NATIONAL

Launch shows Kim’s determination to complete weapons program: experts

By Yeo Jun-suk
  • Published : Sept 15, 2017 - 16:54
  • Updated : Sept 15, 2017 - 17:12
Friday’s missile launch shows North Korea is closer to completing its decadeslong missile and nuclear weapons programs, and its leader Kim Jong-un has no real incentive to abandon them at this stage, experts said.

They also noted that the series of missile and nuclear tests may have been based on the regime’s calculated timeline and that the regime would not halt its endeavors until it can exert concessions from the US in a one-on-one negotiation.

Despite the United Nations’ new sanctions, the North on Friday fired another missile that flew over Japan. Earlier this month, it conducted its sixth and largest nuclear test and test-fired its first intercontinental ballistic missiles in July.

“North Korea is strongly convinced about what they are doing,” said Shin Won-sik, a retired three-star general who served as a top operational strategist at Seoul’s Joint Chiefs of Staff. “It will continuously step on the accelerator until it achieves the goal.” 

Pedestrians walk in front of a large video screen in Tokyo broadcasting a news report showing North Korean leader Kim Jong-un, following a North Korean missile test that passed over Japan on Friday. (AFP-Yonhap)

The North’s continued show of defiance is ultimately designed to enhance its leverage in negotiation with the United States and exert concessions such as the US' recognition of it as a legitimate nuclear power and withdrawing US troops from South Korea, said Kim Yeon-chul, a professor at Inje University.

“The current accelerated pace of provocations can be understood in the context of North Korea’s belief that it can strike a deal with the US only after accomplishing its nuclear ambition,” he said. 

On Wednesday, a day after the UN adopted new sanctions against North Korea’s sixth nuclear test, Pyongyang vowed to continue developing weapons, saying it will puruse the current path “at a faster pace without (the) slightest diversion until this fight to the end is over.”

“I suspect Kim Jong-un also thinks he is running out of time,” said Cha Doo-hyeon, a senior analyst at the state-run Korea Institute for Defense Analyses.  

Faced with pressure to acquire reliable ICBM technology and concern over toughening UN sanctions, Kim Jong-un might have decided to accelerate  efforts to field nuclear-tipped ballistic missiles on the front line as soon as possible, Cha added. 

North Korea’s leader Kim had laid out his goal of achieving his nuclear ambition within the year.
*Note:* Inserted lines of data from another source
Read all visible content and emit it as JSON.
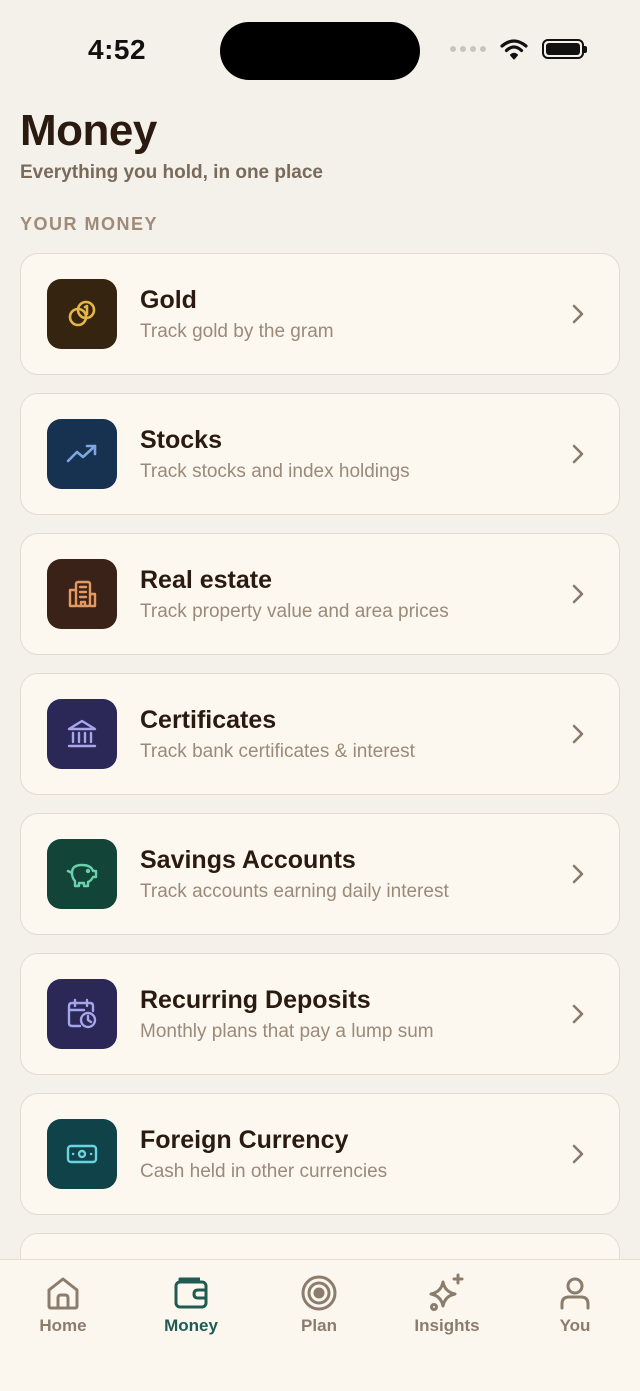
{
  "status_bar": {
    "time": "4:52"
  },
  "header": {
    "title": "Money",
    "subtitle": "Everything you hold, in one place"
  },
  "section_label": "YOUR MONEY",
  "items": [
    {
      "title": "Gold",
      "description": "Track gold by the gram",
      "icon": "gold-coins-icon",
      "bg": "#35240f",
      "fg": "#e2b64a"
    },
    {
      "title": "Stocks",
      "description": "Track stocks and index holdings",
      "icon": "trending-up-icon",
      "bg": "#173150",
      "fg": "#7fa6e0"
    },
    {
      "title": "Real estate",
      "description": "Track property value and area prices",
      "icon": "building-icon",
      "bg": "#3b2218",
      "fg": "#e39a62"
    },
    {
      "title": "Certificates",
      "description": "Track bank certificates & interest",
      "icon": "bank-icon",
      "bg": "#2b2757",
      "fg": "#a7a6ea"
    },
    {
      "title": "Savings Accounts",
      "description": "Track accounts earning daily interest",
      "icon": "piggy-bank-icon",
      "bg": "#124537",
      "fg": "#69d2ad"
    },
    {
      "title": "Recurring Deposits",
      "description": "Monthly plans that pay a lump sum",
      "icon": "calendar-clock-icon",
      "bg": "#2b2756",
      "fg": "#a4a5ea"
    },
    {
      "title": "Foreign Currency",
      "description": "Cash held in other currencies",
      "icon": "banknote-icon",
      "bg": "#10424a",
      "fg": "#6ad3de"
    }
  ],
  "tabs": [
    {
      "label": "Home",
      "icon": "home-icon",
      "active": false
    },
    {
      "label": "Money",
      "icon": "wallet-icon",
      "active": true
    },
    {
      "label": "Plan",
      "icon": "target-icon",
      "active": false
    },
    {
      "label": "Insights",
      "icon": "sparkles-icon",
      "active": false
    },
    {
      "label": "You",
      "icon": "user-icon",
      "active": false
    }
  ],
  "colors": {
    "background": "#f4f1ea",
    "card": "#fdf8ef",
    "accent": "#1f5b53",
    "tab_inactive": "#8c7c6c"
  }
}
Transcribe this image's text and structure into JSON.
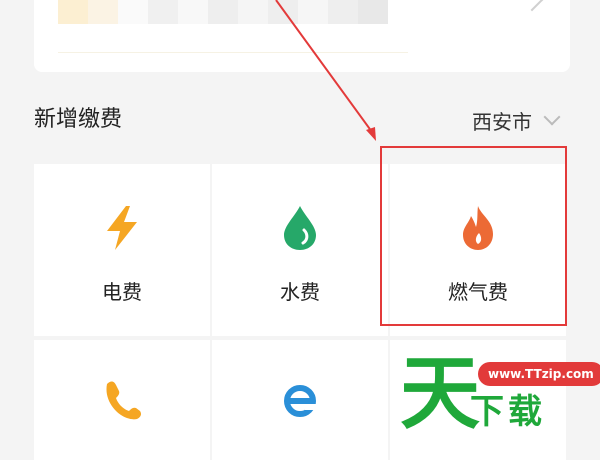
{
  "section": {
    "title": "新增缴费",
    "city": "西安市"
  },
  "services": [
    {
      "label": "电费",
      "icon": "lightning-icon",
      "color": "#f5a623"
    },
    {
      "label": "水费",
      "icon": "water-drop-icon",
      "color": "#26a869"
    },
    {
      "label": "燃气费",
      "icon": "flame-icon",
      "color": "#ec6a35"
    },
    {
      "label": "",
      "icon": "phone-icon",
      "color": "#f5a623"
    },
    {
      "label": "",
      "icon": "internet-e-icon",
      "color": "#2a8fd8"
    }
  ],
  "watermark": {
    "big_char": "天",
    "site": "www.TTzip.com",
    "sub": "下载"
  },
  "colors": {
    "annotation": "#e33a3a",
    "watermark_green": "#1fa83a"
  }
}
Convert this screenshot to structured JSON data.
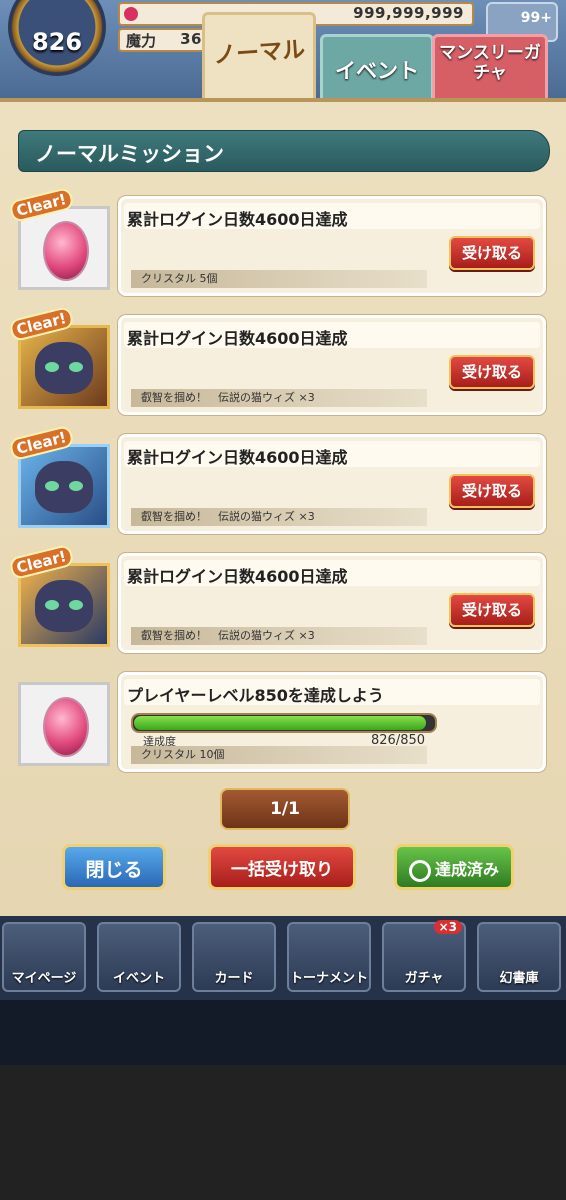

In a New Year’s statement, Kim said the regime is “in the final stages” of perfecting ICBM technology. 

North Korea appears to have succeed in developing a powerful nuclear warhead to be fitted into ballistic missiles. Air Force Gen. John E. Hyten, commander of Strategic Command, said Thursday he assumes the Sept. 3 nuclear test by North Korea involved a hydrogen bomb.

“When I look at a thing that size, I as a military officer assume that it’s a hydrogen bomb,” Hyten said, while adding that he was not in a position to confirm it. As head of Strategic Command, the general would be in charge of all elements of the US nuclear force in the event of a nuclear war.

Despite the North’s claim that it has acquired a reliable re-entry vehicle, doubts persist over whether the communist regime has secured the technology that can protect its nuclear warhead from extreme heat and pressure when entering the atmosphere.

By Yeo Jun-suk (jasonyeo@heraldcorp.com)